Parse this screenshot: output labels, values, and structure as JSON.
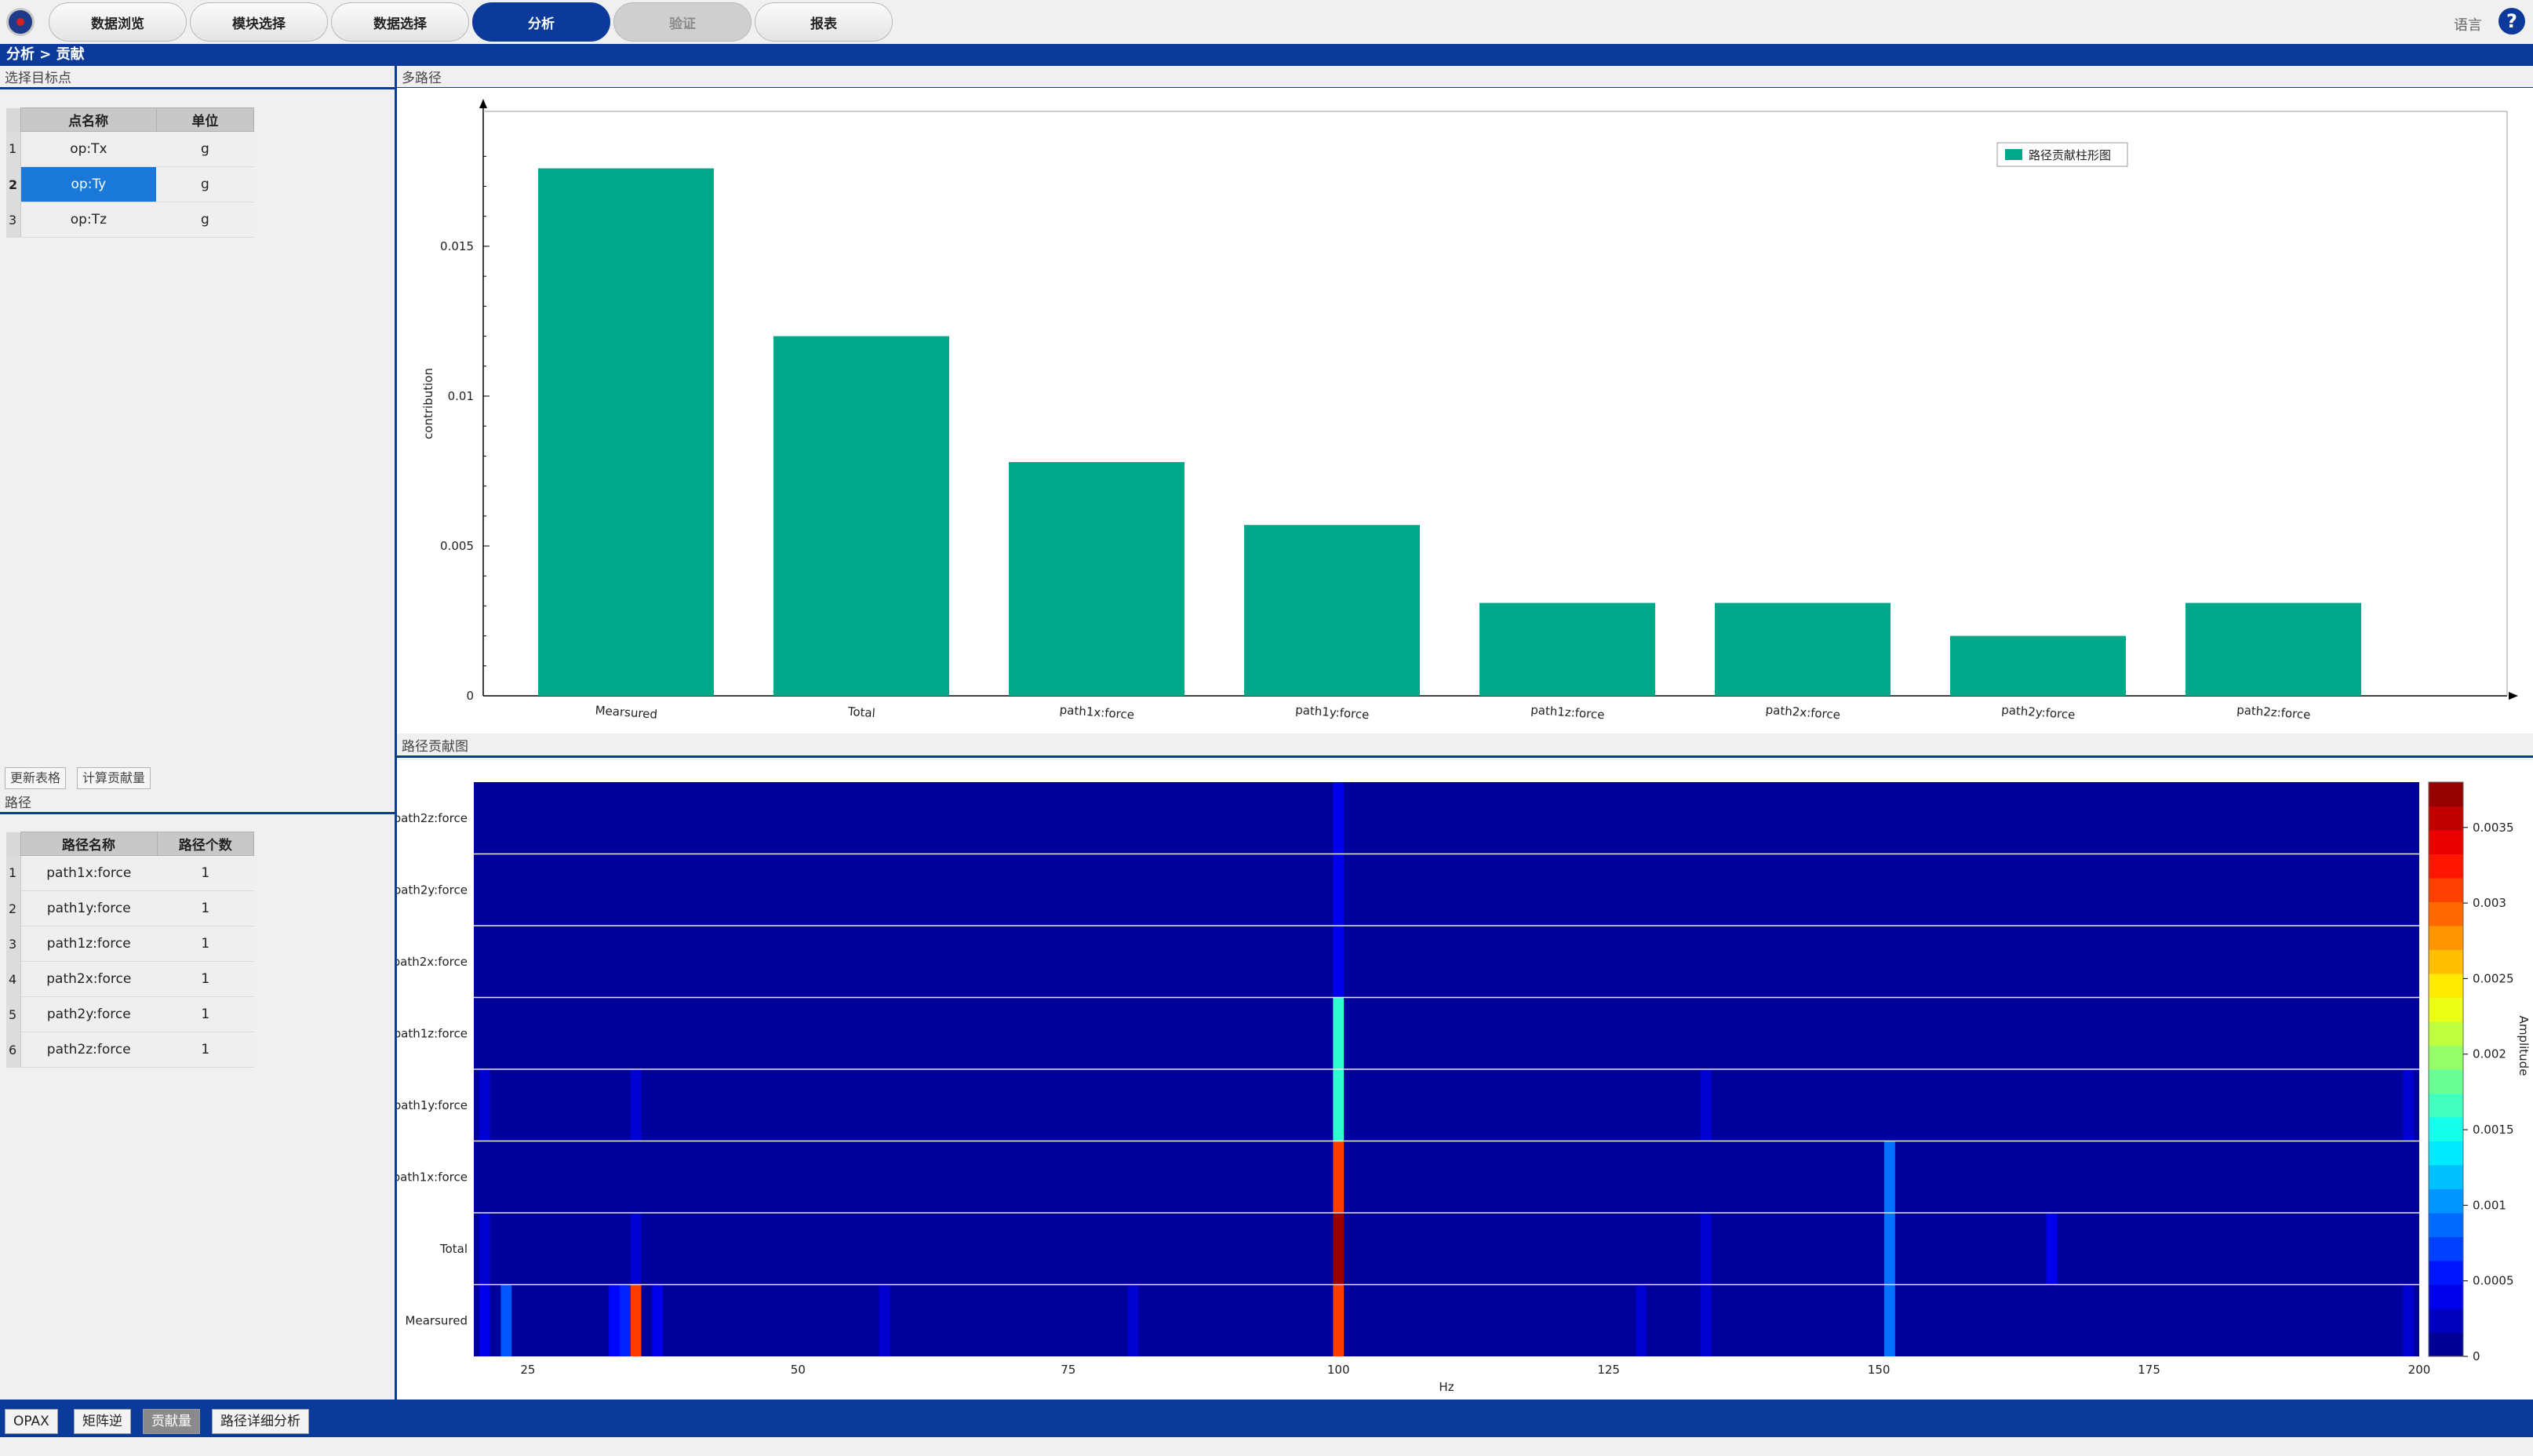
{
  "nav": {
    "tabs": [
      "数据浏览",
      "模块选择",
      "数据选择",
      "分析",
      "验证",
      "报表"
    ],
    "active_index": 3,
    "disabled_index": 4,
    "language_label": "语言",
    "help_glyph": "?"
  },
  "breadcrumb": "分析 > 贡献",
  "target_panel": {
    "title": "选择目标点",
    "headers": [
      "点名称",
      "单位"
    ],
    "rows": [
      {
        "idx": "1",
        "name": "op:Tx",
        "unit": "g"
      },
      {
        "idx": "2",
        "name": "op:Ty",
        "unit": "g"
      },
      {
        "idx": "3",
        "name": "op:Tz",
        "unit": "g"
      }
    ],
    "selected_index": 1
  },
  "actions": {
    "update_table": "更新表格",
    "compute": "计算贡献量"
  },
  "path_panel": {
    "title": "路径",
    "headers": [
      "路径名称",
      "路径个数"
    ],
    "rows": [
      {
        "idx": "1",
        "name": "path1x:force",
        "count": "1"
      },
      {
        "idx": "2",
        "name": "path1y:force",
        "count": "1"
      },
      {
        "idx": "3",
        "name": "path1z:force",
        "count": "1"
      },
      {
        "idx": "4",
        "name": "path2x:force",
        "count": "1"
      },
      {
        "idx": "5",
        "name": "path2y:force",
        "count": "1"
      },
      {
        "idx": "6",
        "name": "path2z:force",
        "count": "1"
      }
    ]
  },
  "chart_panel_title": "多路径",
  "heatmap_panel_title": "路径贡献图",
  "chart_data": [
    {
      "type": "bar",
      "categories": [
        "Mearsured",
        "Total",
        "path1x:force",
        "path1y:force",
        "path1z:force",
        "path2x:force",
        "path2y:force",
        "path2z:force"
      ],
      "series": [
        {
          "name": "路径贡献柱形图",
          "values": [
            0.0176,
            0.012,
            0.0078,
            0.0057,
            0.0031,
            0.0031,
            0.002,
            0.0031
          ]
        }
      ],
      "ylabel": "contribution",
      "xlabel": "",
      "yticks": [
        "0",
        "0.005",
        "0.01",
        "0.015"
      ],
      "ylim": [
        0,
        0.0195
      ],
      "color": "#00a88a",
      "legend": "top-right"
    },
    {
      "type": "heatmap",
      "rows": [
        "path2z:force",
        "path2y:force",
        "path2x:force",
        "path1z:force",
        "path1y:force",
        "path1x:force",
        "Total",
        "Mearsured"
      ],
      "x_range": [
        20,
        200
      ],
      "xticks": [
        "25",
        "50",
        "75",
        "100",
        "125",
        "150",
        "175",
        "200"
      ],
      "xlabel": "Hz",
      "colorbar_label": "Amplitude",
      "colorbar_ticks": [
        "0",
        "0.0005",
        "0.001",
        "0.0015",
        "0.002",
        "0.0025",
        "0.003",
        "0.0035"
      ],
      "zlim": [
        0,
        0.0038
      ],
      "background_value": 0.0001,
      "cells": [
        {
          "row": "path2z:force",
          "hz": 100,
          "v": 0.0004
        },
        {
          "row": "path2y:force",
          "hz": 100,
          "v": 0.0004
        },
        {
          "row": "path2x:force",
          "hz": 100,
          "v": 0.0004
        },
        {
          "row": "path1z:force",
          "hz": 100,
          "v": 0.0016
        },
        {
          "row": "path1y:force",
          "hz": 21,
          "v": 0.0003
        },
        {
          "row": "path1y:force",
          "hz": 35,
          "v": 0.0003
        },
        {
          "row": "path1y:force",
          "hz": 100,
          "v": 0.0016
        },
        {
          "row": "path1y:force",
          "hz": 134,
          "v": 0.0003
        },
        {
          "row": "path1y:force",
          "hz": 199,
          "v": 0.0003
        },
        {
          "row": "path1x:force",
          "hz": 100,
          "v": 0.0031
        },
        {
          "row": "path1x:force",
          "hz": 151,
          "v": 0.0009
        },
        {
          "row": "Total",
          "hz": 21,
          "v": 0.0003
        },
        {
          "row": "Total",
          "hz": 35,
          "v": 0.0003
        },
        {
          "row": "Total",
          "hz": 100,
          "v": 0.0037
        },
        {
          "row": "Total",
          "hz": 134,
          "v": 0.0003
        },
        {
          "row": "Total",
          "hz": 151,
          "v": 0.0009
        },
        {
          "row": "Total",
          "hz": 166,
          "v": 0.0004
        },
        {
          "row": "Mearsured",
          "hz": 21,
          "v": 0.0004
        },
        {
          "row": "Mearsured",
          "hz": 23,
          "v": 0.0008
        },
        {
          "row": "Mearsured",
          "hz": 33,
          "v": 0.0005
        },
        {
          "row": "Mearsured",
          "hz": 34,
          "v": 0.0006
        },
        {
          "row": "Mearsured",
          "hz": 35,
          "v": 0.0031
        },
        {
          "row": "Mearsured",
          "hz": 37,
          "v": 0.0004
        },
        {
          "row": "Mearsured",
          "hz": 58,
          "v": 0.0003
        },
        {
          "row": "Mearsured",
          "hz": 81,
          "v": 0.0003
        },
        {
          "row": "Mearsured",
          "hz": 100,
          "v": 0.0031
        },
        {
          "row": "Mearsured",
          "hz": 128,
          "v": 0.0003
        },
        {
          "row": "Mearsured",
          "hz": 134,
          "v": 0.0003
        },
        {
          "row": "Mearsured",
          "hz": 151,
          "v": 0.0009
        },
        {
          "row": "Mearsured",
          "hz": 199,
          "v": 0.0003
        }
      ]
    }
  ],
  "bottom_tabs": [
    "OPAX",
    "矩阵逆",
    "贡献量",
    "路径详细分析"
  ],
  "bottom_active_index": 2
}
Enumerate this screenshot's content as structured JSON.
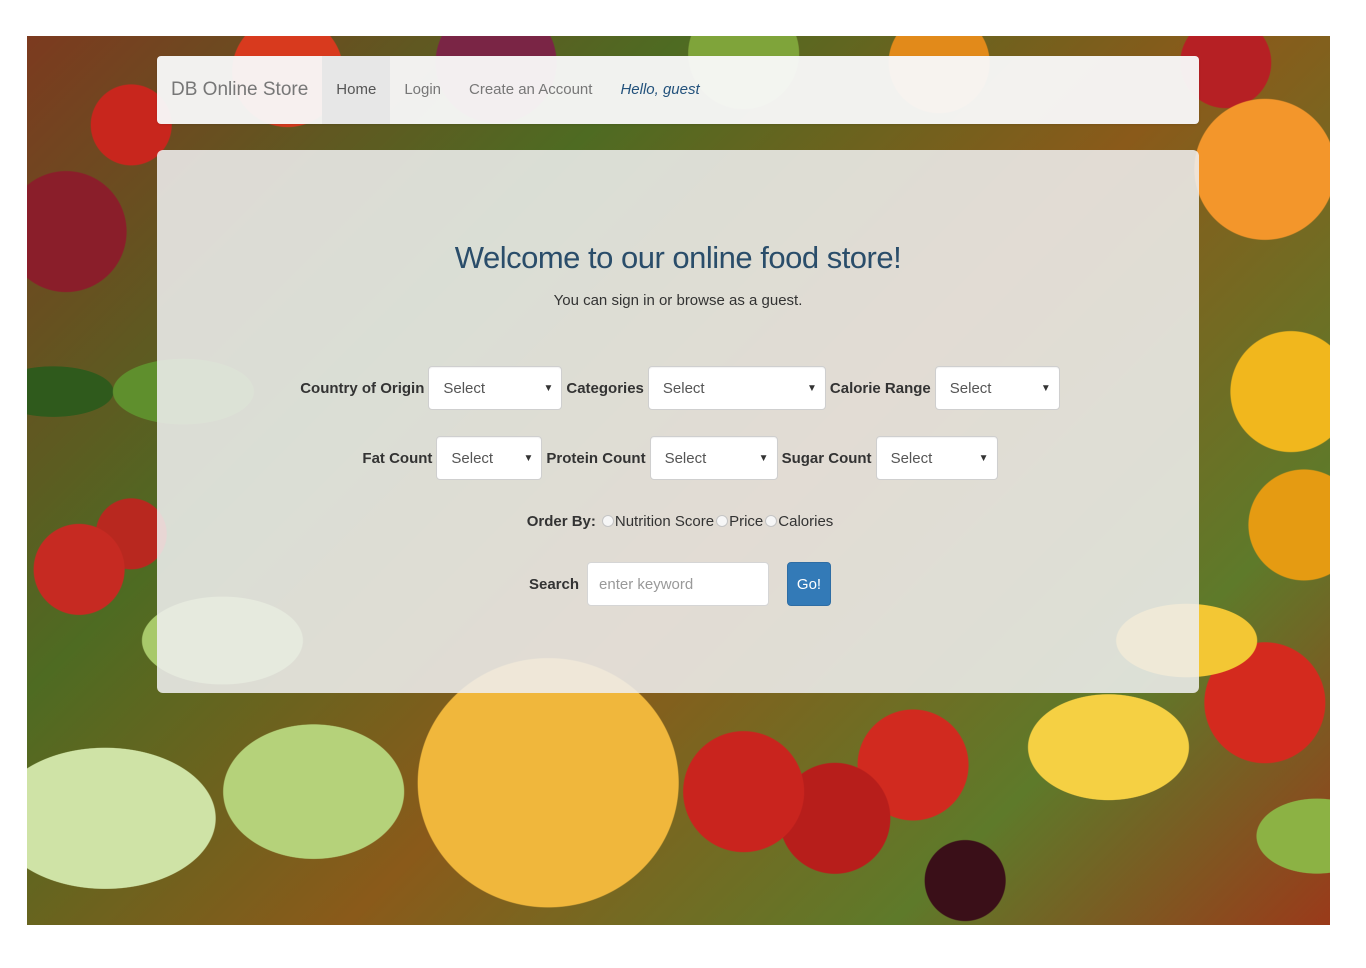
{
  "navbar": {
    "brand": "DB Online Store",
    "items": [
      {
        "label": "Home",
        "active": true
      },
      {
        "label": "Login",
        "active": false
      },
      {
        "label": "Create an Account",
        "active": false
      }
    ],
    "greeting": "Hello, guest"
  },
  "main": {
    "title": "Welcome to our online food store!",
    "subtitle": "You can sign in or browse as a guest."
  },
  "filters": {
    "country_label": "Country of Origin",
    "country_value": "Select",
    "categories_label": "Categories",
    "categories_value": "Select",
    "calorie_label": "Calorie Range",
    "calorie_value": "Select",
    "fat_label": "Fat Count",
    "fat_value": "Select",
    "protein_label": "Protein Count",
    "protein_value": "Select",
    "sugar_label": "Sugar Count",
    "sugar_value": "Select"
  },
  "order_by": {
    "label": "Order By:",
    "options": [
      "Nutrition Score",
      "Price",
      "Calories"
    ]
  },
  "search": {
    "label": "Search",
    "placeholder": "enter keyword",
    "button_label": "Go!"
  },
  "colors": {
    "accent": "#337ab7",
    "title": "#2a4d6a",
    "greeting": "#23527c"
  }
}
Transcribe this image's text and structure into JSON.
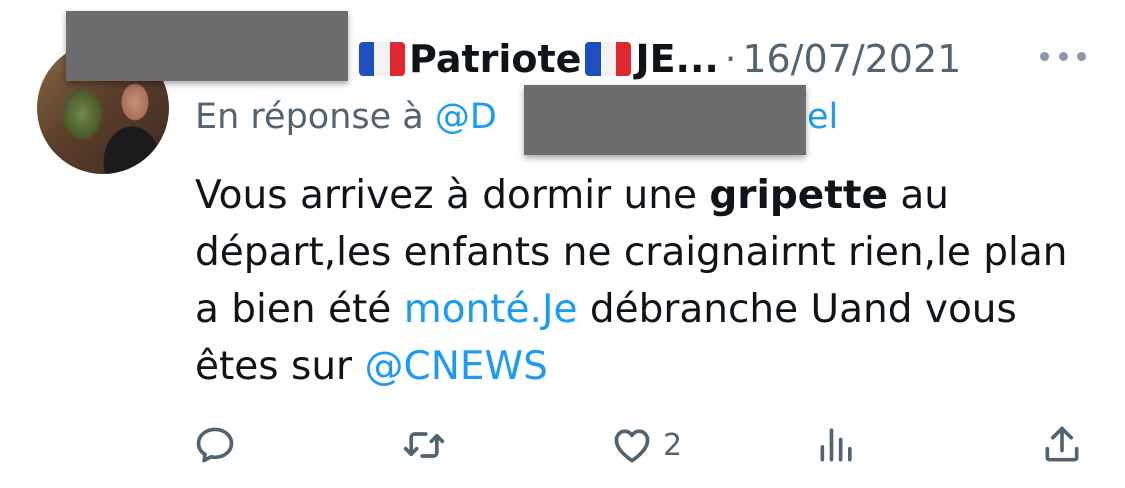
{
  "tweet": {
    "display_name": "Patriote",
    "display_name_suffix": "JE...",
    "separator": "·",
    "date": "16/07/2021",
    "reply_prefix": "En réponse à",
    "reply_handle_start": "@D",
    "reply_handle_end": "el",
    "text": {
      "p1": "Vous arrivez à dormir une ",
      "bold": "gripette",
      "p2": " au départ,les enfants ne craignairnt rien,le plan a bien été ",
      "link1": "monté.Je",
      "p3": " débranche Uand vous êtes sur ",
      "link2": "@CNEWS"
    }
  },
  "actions": {
    "like_count": "2",
    "icons": [
      "reply-icon",
      "retweet-icon",
      "like-icon",
      "views-icon",
      "share-icon"
    ]
  },
  "colors": {
    "link": "#1d9bf0",
    "secondary_text": "#536471",
    "primary_text": "#0f1419",
    "redaction": "#6d6d6f"
  }
}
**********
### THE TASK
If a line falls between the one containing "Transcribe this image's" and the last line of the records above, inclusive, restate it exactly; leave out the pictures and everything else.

### ANSWER TO THE PROBLEM
Transcribe this image's text and structure into JSON.
{
  "tweet": {
    "display_name": "Patriote",
    "display_name_suffix": "JE...",
    "separator": "·",
    "date": "16/07/2021",
    "reply_prefix": "En réponse à",
    "reply_handle_start": "@D",
    "reply_handle_end": "el",
    "text": {
      "p1": "Vous arrivez à dormir une ",
      "bold": "gripette",
      "p2": " au départ,les enfants ne craignairnt rien,le plan a bien été ",
      "link1": "monté.Je",
      "p3": " débranche Uand vous êtes sur ",
      "link2": "@CNEWS"
    }
  },
  "actions": {
    "like_count": "2",
    "icons": [
      "reply-icon",
      "retweet-icon",
      "like-icon",
      "views-icon",
      "share-icon"
    ]
  },
  "colors": {
    "link": "#1d9bf0",
    "secondary_text": "#536471",
    "primary_text": "#0f1419",
    "redaction": "#6d6d6f"
  }
}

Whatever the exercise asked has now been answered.